On a steep, rocky outcrop at the mouth of the River Tyne the gaunt remains of Tynemouth Priory look out to the open sea, whilst being protected by the confines of the castle defences. This headland was the site of a much earlier Anglian monastery, destroyed by the Danish invasions of the 9th century, but when the Earl of Northumberland re-founded the religious house here in 1085 it was with a colony of Benedictine monks from St Albans Abbey.
Building on the great Norman church began in 1090, and the whole monastery was substantially completed by the end of the 13th century. Having to maintain a priory, providing suitable accommodation and hospitality for many Royal parties, was always a costly business but at Tynemouth Priory the priors were also responsible for the upkeep of the castle and the garrison. The wealth they accumulated from their coal industries was much needed. Perhaps the most notable feature of the buildings at Tynemouth Priory is the thickness of its walls, presumably because of its location and the fact that it was used as much as a fortress as a religious house.
It is remarkable that so much of Tynemouth Priory church remains standing to a good height, when all the claustral buildings and other domestic outbuildings of the monastery have completely disappeared. The solid west front displays much of the elaborate decoration that was added at its re-building in the 13th century, but the 14th century traceried window that sat above the central doorway did not survive. Looking down the length of the nave, past the standing crossing piers, is the glorious remains of the south wall of the presbytery and the east end.
Rising even today to an impressive 73ft (21.1m) high, the massively thick walls are pierced with tall lancet windows above a continuous panel of blind arcading, inset with cupboards and recesses. A second level of windows sits above the three slender lancets in the south wall, but a more unusual arrangement of an elongated oval window flanked by two smaller lancets, with a single lancet placed centrally above it, completes the east end of Tynemouth Priory church. Extending beyond the east end is a small 15th century vaulted chapel that has been heavily restored but remains complete. The rib vaulting is an absolute masterpiece and contains 33 sculptured roof bosses, most of which can still be identified.
Known to be one of the largest fortified areas in England, this site was retained by Henry VIII as a royal castle after the Dissolution of Tynemouth Priory in 1539. It remained in use as a military stronghold until well into the 20th century, when finally all evidence of occupation was cleared from the interior of the medieval site.
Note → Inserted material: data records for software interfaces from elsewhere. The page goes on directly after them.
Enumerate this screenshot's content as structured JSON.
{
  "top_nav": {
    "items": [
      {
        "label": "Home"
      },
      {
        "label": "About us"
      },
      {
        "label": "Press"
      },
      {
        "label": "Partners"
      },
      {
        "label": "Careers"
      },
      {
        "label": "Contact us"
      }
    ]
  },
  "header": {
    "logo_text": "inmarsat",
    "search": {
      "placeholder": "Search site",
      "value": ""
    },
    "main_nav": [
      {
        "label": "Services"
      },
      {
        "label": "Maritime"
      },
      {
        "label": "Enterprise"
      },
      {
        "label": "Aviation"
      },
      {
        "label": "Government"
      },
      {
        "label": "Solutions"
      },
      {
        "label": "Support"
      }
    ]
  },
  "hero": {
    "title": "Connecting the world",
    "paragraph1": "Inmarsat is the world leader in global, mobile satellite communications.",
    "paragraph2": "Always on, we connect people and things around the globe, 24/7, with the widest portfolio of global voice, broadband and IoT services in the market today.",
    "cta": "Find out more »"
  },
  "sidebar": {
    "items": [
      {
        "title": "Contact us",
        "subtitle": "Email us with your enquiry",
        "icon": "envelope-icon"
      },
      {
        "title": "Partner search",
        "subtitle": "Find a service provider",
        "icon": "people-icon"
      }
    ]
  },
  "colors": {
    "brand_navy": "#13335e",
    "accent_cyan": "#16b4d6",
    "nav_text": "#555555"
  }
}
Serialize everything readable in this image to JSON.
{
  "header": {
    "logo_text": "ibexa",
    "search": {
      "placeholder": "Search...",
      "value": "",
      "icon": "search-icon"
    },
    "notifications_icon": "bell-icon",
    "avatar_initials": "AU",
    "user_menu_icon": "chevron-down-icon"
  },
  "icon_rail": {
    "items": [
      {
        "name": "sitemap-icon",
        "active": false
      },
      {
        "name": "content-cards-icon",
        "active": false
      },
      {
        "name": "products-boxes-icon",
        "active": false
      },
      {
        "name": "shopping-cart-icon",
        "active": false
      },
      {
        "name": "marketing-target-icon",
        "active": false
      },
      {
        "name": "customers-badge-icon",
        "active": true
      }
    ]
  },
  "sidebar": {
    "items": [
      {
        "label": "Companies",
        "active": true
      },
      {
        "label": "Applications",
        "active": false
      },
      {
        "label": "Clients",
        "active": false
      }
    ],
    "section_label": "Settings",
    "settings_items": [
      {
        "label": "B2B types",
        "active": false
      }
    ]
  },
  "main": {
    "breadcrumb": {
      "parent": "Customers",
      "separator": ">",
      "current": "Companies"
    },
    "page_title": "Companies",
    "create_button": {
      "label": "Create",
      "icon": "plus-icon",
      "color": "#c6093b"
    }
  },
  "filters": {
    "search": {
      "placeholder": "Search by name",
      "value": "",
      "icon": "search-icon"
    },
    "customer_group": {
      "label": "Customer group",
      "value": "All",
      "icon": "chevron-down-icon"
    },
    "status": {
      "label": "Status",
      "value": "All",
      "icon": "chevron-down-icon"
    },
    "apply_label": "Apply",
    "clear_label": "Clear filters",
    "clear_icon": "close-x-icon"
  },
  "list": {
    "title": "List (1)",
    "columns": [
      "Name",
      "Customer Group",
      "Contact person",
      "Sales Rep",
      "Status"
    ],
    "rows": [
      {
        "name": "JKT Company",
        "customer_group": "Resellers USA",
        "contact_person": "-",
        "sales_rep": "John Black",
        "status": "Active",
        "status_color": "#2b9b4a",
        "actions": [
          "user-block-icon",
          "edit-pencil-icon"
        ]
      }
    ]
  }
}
Certainly the location of Tynemouth Priory could not be described as picturesque, surrounded by remnants of military defences and ugly concrete piers that were erected to prevent coastal erosion, but it is definitely rugged and imposing. Together with the castle gatehouse, it does provide a fascinating insight into how two very different communities lived in apparent harmony for almost 450 years.